Work order
Your task is to copy every line of the entries that holds the word "title".

Input records
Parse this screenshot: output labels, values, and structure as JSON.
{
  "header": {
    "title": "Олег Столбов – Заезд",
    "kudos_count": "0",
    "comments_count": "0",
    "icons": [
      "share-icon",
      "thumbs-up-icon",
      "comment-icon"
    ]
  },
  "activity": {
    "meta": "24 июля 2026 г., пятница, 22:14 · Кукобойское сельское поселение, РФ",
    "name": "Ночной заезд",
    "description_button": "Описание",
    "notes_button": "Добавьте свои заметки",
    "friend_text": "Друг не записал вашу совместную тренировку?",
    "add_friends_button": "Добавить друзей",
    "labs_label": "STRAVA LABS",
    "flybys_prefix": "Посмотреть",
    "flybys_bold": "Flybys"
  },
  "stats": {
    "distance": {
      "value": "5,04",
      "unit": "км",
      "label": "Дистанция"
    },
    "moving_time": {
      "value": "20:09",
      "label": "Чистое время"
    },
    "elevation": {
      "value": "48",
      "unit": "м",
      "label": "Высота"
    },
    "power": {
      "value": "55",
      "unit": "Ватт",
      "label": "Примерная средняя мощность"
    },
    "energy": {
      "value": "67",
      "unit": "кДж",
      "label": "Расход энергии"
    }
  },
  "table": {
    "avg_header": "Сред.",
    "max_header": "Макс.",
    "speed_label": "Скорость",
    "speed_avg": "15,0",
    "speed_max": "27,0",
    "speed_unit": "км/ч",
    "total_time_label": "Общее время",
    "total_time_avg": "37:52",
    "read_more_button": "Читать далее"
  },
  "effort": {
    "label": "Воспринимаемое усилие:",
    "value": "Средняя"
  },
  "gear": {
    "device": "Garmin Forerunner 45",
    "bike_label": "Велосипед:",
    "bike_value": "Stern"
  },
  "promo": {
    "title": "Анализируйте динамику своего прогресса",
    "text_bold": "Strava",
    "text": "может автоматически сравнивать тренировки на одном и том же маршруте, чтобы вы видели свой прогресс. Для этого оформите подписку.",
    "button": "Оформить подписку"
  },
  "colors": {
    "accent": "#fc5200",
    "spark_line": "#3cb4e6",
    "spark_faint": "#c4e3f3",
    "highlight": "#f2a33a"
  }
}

Your solution
    "title": "Олег Столбов – Заезд",
    "title": "Анализируйте динамику своего прогресса",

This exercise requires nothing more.